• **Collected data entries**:

· · · · · · ·

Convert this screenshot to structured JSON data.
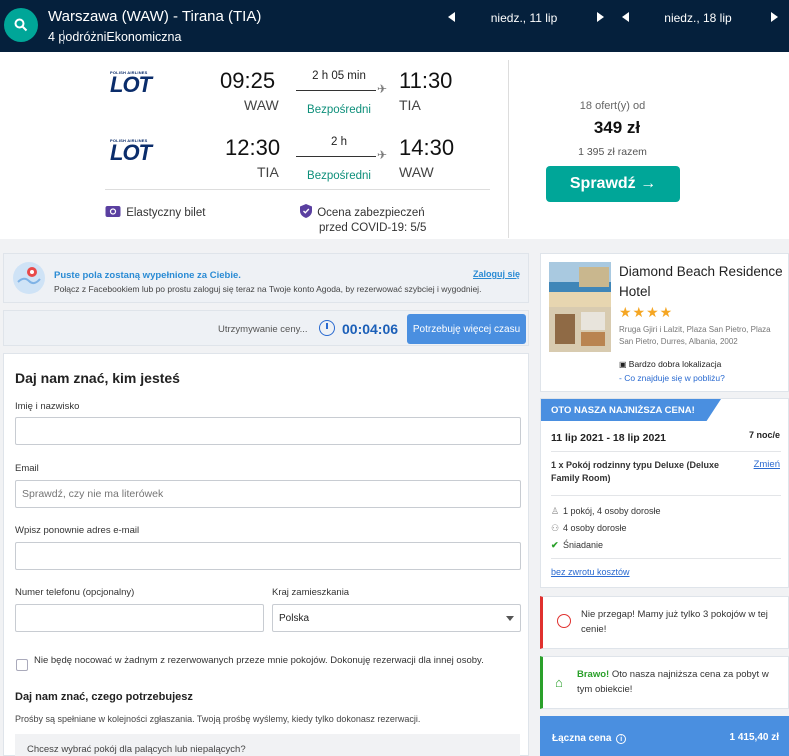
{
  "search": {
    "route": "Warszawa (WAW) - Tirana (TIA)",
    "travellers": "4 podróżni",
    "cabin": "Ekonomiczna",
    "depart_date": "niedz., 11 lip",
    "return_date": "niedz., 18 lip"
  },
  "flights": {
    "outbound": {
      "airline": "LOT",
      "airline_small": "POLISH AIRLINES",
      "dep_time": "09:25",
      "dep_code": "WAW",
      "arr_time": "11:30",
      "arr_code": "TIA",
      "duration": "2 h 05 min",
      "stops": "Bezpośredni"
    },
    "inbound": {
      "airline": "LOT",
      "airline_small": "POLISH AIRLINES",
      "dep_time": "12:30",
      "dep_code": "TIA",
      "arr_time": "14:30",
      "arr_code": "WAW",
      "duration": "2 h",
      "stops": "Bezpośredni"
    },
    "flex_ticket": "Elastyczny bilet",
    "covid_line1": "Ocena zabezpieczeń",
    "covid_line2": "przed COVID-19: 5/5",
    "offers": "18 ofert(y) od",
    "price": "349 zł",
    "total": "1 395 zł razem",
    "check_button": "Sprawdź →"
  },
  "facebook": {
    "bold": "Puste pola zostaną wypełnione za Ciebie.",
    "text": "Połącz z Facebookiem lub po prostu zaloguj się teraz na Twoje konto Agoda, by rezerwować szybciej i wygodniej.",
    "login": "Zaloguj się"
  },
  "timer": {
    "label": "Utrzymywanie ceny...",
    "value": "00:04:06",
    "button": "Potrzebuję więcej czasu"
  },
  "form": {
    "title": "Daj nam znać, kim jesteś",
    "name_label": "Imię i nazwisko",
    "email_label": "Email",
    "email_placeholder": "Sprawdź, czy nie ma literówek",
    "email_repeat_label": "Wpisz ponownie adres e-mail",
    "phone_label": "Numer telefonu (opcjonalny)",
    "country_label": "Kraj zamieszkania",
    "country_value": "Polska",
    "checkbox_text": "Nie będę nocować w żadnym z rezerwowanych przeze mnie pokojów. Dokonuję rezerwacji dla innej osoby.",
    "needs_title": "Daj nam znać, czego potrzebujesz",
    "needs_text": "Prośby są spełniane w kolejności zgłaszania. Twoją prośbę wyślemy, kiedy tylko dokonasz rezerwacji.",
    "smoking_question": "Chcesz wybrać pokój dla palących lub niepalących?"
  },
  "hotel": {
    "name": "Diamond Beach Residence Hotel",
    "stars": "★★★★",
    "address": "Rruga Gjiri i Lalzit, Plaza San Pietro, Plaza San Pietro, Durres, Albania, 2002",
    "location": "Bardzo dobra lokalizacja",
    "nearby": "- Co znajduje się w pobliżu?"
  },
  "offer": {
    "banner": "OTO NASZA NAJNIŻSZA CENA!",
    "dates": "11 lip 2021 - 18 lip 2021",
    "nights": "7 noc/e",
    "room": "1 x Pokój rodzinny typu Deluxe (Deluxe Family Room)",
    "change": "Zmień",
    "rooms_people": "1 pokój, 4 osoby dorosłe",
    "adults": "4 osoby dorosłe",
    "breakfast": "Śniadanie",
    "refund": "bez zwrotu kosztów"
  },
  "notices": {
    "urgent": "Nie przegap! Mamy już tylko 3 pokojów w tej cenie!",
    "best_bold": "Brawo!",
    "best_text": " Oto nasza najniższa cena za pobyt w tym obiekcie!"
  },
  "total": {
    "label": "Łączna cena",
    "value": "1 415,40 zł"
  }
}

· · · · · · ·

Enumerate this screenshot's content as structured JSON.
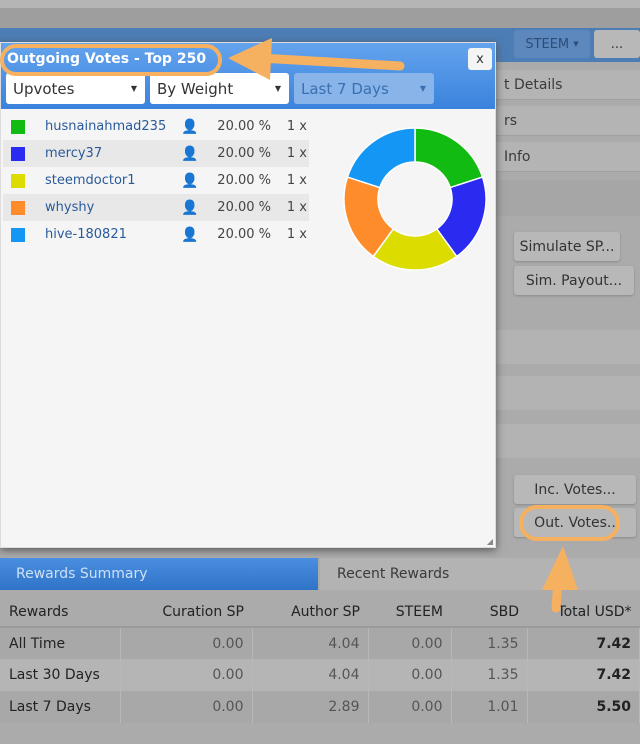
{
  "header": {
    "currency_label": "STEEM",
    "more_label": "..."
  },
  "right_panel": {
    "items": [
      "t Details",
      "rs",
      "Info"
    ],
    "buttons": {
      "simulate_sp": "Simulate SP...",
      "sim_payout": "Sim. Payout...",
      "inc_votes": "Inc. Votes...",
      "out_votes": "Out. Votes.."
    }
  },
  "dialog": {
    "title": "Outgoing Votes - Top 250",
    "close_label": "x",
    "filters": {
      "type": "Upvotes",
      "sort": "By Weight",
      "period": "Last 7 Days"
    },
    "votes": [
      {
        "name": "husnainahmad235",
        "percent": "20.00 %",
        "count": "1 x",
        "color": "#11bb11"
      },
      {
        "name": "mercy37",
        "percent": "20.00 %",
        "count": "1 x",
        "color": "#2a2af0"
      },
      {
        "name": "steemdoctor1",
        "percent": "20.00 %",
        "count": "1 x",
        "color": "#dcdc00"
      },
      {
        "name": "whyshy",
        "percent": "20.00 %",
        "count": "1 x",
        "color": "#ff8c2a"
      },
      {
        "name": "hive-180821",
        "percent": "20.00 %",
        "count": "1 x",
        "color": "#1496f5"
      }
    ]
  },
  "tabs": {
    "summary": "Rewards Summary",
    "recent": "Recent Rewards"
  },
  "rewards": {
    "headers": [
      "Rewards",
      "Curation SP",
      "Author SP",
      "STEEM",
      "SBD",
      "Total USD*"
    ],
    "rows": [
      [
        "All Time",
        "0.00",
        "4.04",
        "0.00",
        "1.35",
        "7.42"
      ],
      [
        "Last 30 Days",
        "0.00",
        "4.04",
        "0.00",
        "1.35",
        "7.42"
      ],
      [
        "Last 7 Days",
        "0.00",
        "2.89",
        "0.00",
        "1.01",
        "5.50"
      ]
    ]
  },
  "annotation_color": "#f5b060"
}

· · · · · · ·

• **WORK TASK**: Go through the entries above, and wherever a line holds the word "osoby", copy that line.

• **RESPONSE FOR THIS EXERCISE**:
    "checkbox_text": "Nie będę nocować w żadnym z rezerwowanych przeze mnie pokojów. Dokonuję rezerwacji dla innej osoby.",
    "rooms_people": "1 pokój, 4 osoby dorosłe",
    "adults": "4 osoby dorosłe",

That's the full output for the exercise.